* What you need to do:
Without changing a single character, copy every record below.
__________
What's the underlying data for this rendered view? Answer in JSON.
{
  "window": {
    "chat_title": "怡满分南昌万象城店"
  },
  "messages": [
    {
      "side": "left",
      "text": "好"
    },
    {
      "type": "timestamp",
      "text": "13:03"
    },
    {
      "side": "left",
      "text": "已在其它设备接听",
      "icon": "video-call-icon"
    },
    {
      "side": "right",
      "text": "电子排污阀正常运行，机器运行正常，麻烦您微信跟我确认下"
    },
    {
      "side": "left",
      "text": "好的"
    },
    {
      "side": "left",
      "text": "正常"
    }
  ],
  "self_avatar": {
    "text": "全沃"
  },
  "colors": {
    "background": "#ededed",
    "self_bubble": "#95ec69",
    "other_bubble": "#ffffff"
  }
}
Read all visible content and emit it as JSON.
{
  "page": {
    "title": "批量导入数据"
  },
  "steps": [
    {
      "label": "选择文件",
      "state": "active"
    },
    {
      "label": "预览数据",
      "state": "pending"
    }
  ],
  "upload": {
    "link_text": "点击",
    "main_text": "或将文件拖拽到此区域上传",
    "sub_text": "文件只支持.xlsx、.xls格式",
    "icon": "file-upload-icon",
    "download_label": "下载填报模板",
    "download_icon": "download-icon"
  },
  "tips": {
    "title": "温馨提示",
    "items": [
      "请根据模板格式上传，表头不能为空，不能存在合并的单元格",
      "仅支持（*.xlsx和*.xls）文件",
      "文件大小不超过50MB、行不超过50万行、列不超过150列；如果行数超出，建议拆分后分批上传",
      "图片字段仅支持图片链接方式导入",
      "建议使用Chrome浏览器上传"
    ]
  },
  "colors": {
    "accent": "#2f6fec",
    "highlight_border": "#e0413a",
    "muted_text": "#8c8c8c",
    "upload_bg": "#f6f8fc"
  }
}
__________
* Exercise result:
What's the underlying data for this rendered view? Answer in JSON.
{
  "window": {
    "chat_title": "怡满分南昌万象城店"
  },
  "messages": [
    {
      "side": "left",
      "text": "好"
    },
    {
      "type": "timestamp",
      "text": "13:03"
    },
    {
      "side": "left",
      "text": "已在其它设备接听",
      "icon": "video-call-icon"
    },
    {
      "side": "right",
      "text": "电子排污阀正常运行，机器运行正常，麻烦您微信跟我确认下"
    },
    {
      "side": "left",
      "text": "好的"
    },
    {
      "side": "left",
      "text": "正常"
    }
  ],
  "self_avatar": {
    "text": "全沃"
  },
  "colors": {
    "background": "#ededed",
    "self_bubble": "#95ec69",
    "other_bubble": "#ffffff"
  }
}
Read all visible content and emit it as JSON.
{
  "page": {
    "title": "批量导入数据"
  },
  "steps": [
    {
      "label": "选择文件",
      "state": "active"
    },
    {
      "label": "预览数据",
      "state": "pending"
    }
  ],
  "upload": {
    "link_text": "点击",
    "main_text": "或将文件拖拽到此区域上传",
    "sub_text": "文件只支持.xlsx、.xls格式",
    "icon": "file-upload-icon",
    "download_label": "下载填报模板",
    "download_icon": "download-icon"
  },
  "tips": {
    "title": "温馨提示",
    "items": [
      "请根据模板格式上传，表头不能为空，不能存在合并的单元格",
      "仅支持（*.xlsx和*.xls）文件",
      "文件大小不超过50MB、行不超过50万行、列不超过150列；如果行数超出，建议拆分后分批上传",
      "图片字段仅支持图片链接方式导入",
      "建议使用Chrome浏览器上传"
    ]
  },
  "colors": {
    "accent": "#2f6fec",
    "highlight_border": "#e0413a",
    "muted_text": "#8c8c8c",
    "upload_bg": "#f6f8fc"
  }
}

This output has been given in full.